Environmental, economic and social sustainability are all qualities which HSCHT believes are very important to modern housing provision. In HSCHT’s quest to secure affordable housing solutions around the north of Scotland, we also attempt to create environmentally friendly homes. Specified in the tender document was the need for the house to meet an overall standard of energy performance. In this case, that standard in terms of Building Standards is ‘Bronze Active Standard’
Bronze Active Standard – This is the baseline level where the dwelling meets the functional standards set out in Sections 1 – 6 of this [Building Standards Domestic 2013] Handbook, but in addition the dwelling includes the use of a low and zero carbon generating technology (LZCGT) in respect of meeting Standard 6.1 within Section 6, Energy. This level is primarily to assist local authorities to meet their obligations under Section 72 of the Climate Change (Scotland) Act 2009 by identifying the use of LZCGT. In this respect, LZCGTs include: wind turbines, water turbines, heat pumps (all varieties), solar thermal panels, photovoltaic panels, combined heat and power units (fired by low emission sources), fuel cells, biomass boilers/stoves and biogas.’
Another key aspect of the project was the introduction of a trainee element. The provision of training and jobs to young people around the Highlands is another very important part of the work HSCHT undertake. We even have our own construction skills project – The Cairngorm Skills Project. (http://www.cairngormsskillsproject.org/)
The Nationwide Foundation were also hoping that the project would allow for a trainee to work on the renovation.
Thanks to financial aid from The Highland Council, HSCHT were able to fund a trainee position. The young trainee, who is local to Acharacle, has been working as a second man to the main joiner working on the renovation, providing him with a vast amount of experience as he develops many different skills. He will be starting college later in the year to gain further knowledge in the subject as he works towards a gaining a qualification. The experience gained working on the Druim Garbh project, will hopefully provide him with a great boost as he begins his studies.
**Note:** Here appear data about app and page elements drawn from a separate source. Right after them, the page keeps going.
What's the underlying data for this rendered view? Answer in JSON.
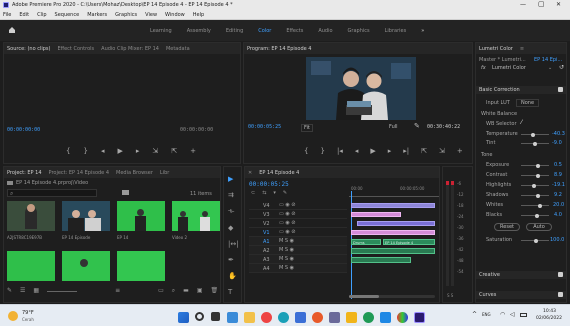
{
  "titlebar": {
    "title": "Adobe Premiere Pro 2020 - C:\\Users\\Mohaz\\Desktop\\EP 14 Episode 4 - EP 14 Episode 4 *",
    "minimize": "—",
    "maximize": "▢",
    "close": "✕"
  },
  "menu": [
    "File",
    "Edit",
    "Clip",
    "Sequence",
    "Markers",
    "Graphics",
    "View",
    "Window",
    "Help"
  ],
  "workspaces": [
    "Learning",
    "Assembly",
    "Editing",
    "Color",
    "Effects",
    "Audio",
    "Graphics",
    "Libraries",
    "»"
  ],
  "active_workspace": "Color",
  "source_panel": {
    "tabs": [
      "Source: (no clips)",
      "Effect Controls",
      "Audio Clip Mixer: EP 14",
      "Metadata"
    ],
    "tc_left": "00:00:00:00",
    "tc_right": "00:00:00:00"
  },
  "program_panel": {
    "tab": "Program: EP 14 Episode 4",
    "tc_left": "00:00:05:25",
    "fit": "Fit",
    "full": "Full",
    "tc_right": "00:30:40:22"
  },
  "project_panel": {
    "tabs": [
      "Project: EP 14",
      "Project: EP 14 Episode 4",
      "Media Browser",
      "Libr"
    ],
    "path": "EP 14 Episode 4.prproj\\Video",
    "count": "11 items",
    "items": [
      {
        "name": "A2JSTR8C19E97B",
        "dur": "1:18"
      },
      {
        "name": "EP 14 Episode",
        "dur": "1:14:18"
      },
      {
        "name": "EP 14",
        "dur": "1:00"
      },
      {
        "name": "Video 2",
        "dur": "1:00"
      }
    ]
  },
  "timeline": {
    "tab": "EP 14 Episode 4",
    "tc": "00:00:05:25",
    "ruler": [
      "00:00",
      "00:00:05:00"
    ],
    "tracks": [
      "V4",
      "V3",
      "V2",
      "V1",
      "A1",
      "A2",
      "A3",
      "A4"
    ],
    "audio_clip_labels": [
      "Drums",
      "EP 14 Episode 4"
    ]
  },
  "meter_labels": [
    "-6",
    "-12",
    "-18",
    "-24",
    "-30",
    "-36",
    "-42",
    "-48",
    "-54"
  ],
  "meter_footer": "S S",
  "lumetri": {
    "tabs": [
      "Lumetri Color",
      "≡"
    ],
    "master": "Master * Lumetri...",
    "clip": "EP 14 Epi...",
    "fx": "fx",
    "effect_name": "Lumetri Color",
    "basic_correction": "Basic Correction",
    "input_lut": "Input LUT",
    "input_lut_value": "None",
    "white_balance": "White Balance",
    "wb_selector": "WB Selector",
    "temperature": {
      "label": "Temperature",
      "value": "-40.3"
    },
    "tint": {
      "label": "Tint",
      "value": "-9.0"
    },
    "tone": "Tone",
    "exposure": {
      "label": "Exposure",
      "value": "0.5"
    },
    "contrast": {
      "label": "Contrast",
      "value": "8.9"
    },
    "highlights": {
      "label": "Highlights",
      "value": "-19.1"
    },
    "shadows": {
      "label": "Shadows",
      "value": "9.2"
    },
    "whites": {
      "label": "Whites",
      "value": "20.0"
    },
    "blacks": {
      "label": "Blacks",
      "value": "4.0"
    },
    "reset": "Reset",
    "auto": "Auto",
    "saturation": {
      "label": "Saturation",
      "value": "100.0"
    },
    "creative": "Creative",
    "curves": "Curves"
  },
  "taskbar": {
    "weather_temp": "79°F",
    "weather_desc": "Cerah",
    "time": "10:43",
    "date": "02/06/2022",
    "lang": "ENG"
  }
}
HSCHT’s own graduate trainee, who has a MA in Architecture has also been helping to project manage the refurbishment of the property.
The contractor for the project was chosen through a tender process. The tender document was sent to a number of local contractors, with S & K MacDonald Homes being chosen as the successful contractor.
HSCHT then worked out the final details of the renovation work with Kenneth Macdonald of S & K MacDonald homes, assessing the various options for things such as heating etc. The contractor worked very closely with HSCHT to allow us to achieve an affordable project that fit well with the funding that had been made available to us by the Nationwide Foundation.
UPCOMING OPEN DAY
Keep a look out for Part 2 and Part 3 of this Blog over the next couple of weeks.
One blog will take a further look at the property and what renovation works have been carried out. As well as a look at how the property achieves its high Energy Performance Level.
The other will showcase the completed home, as well as recap our Open Day.
For more information on the project or our upcoming Open Day, please get it touch with me via email@example.com
The Nationwide Foundation
This is the reason the Nationwide Foundation set up their Empty Homes Fund in late 2013. The Nationwide Foundation is a registered charity set up in 1997 by Nationwide Building Society that since its creation, has awarded over £30 million to other charities across the UK. This funding allows organisations such as HSCHT to turn these empty properties into habitable homes. The fund was designed to bring empty properties into use for people in housing need and also to look at solutions to the challenges which currently curtail more renovation. HSCHT applied to the fund to help to refurbish and bring two homes back into use in the Highlands. Druim Garbh is the first completed home under this scheme.
This blog will feature a wide variety of HSCHT’s developments and types of projects located throughout the Scottish Highlands. It will also include the latest news and updates regarding the trust.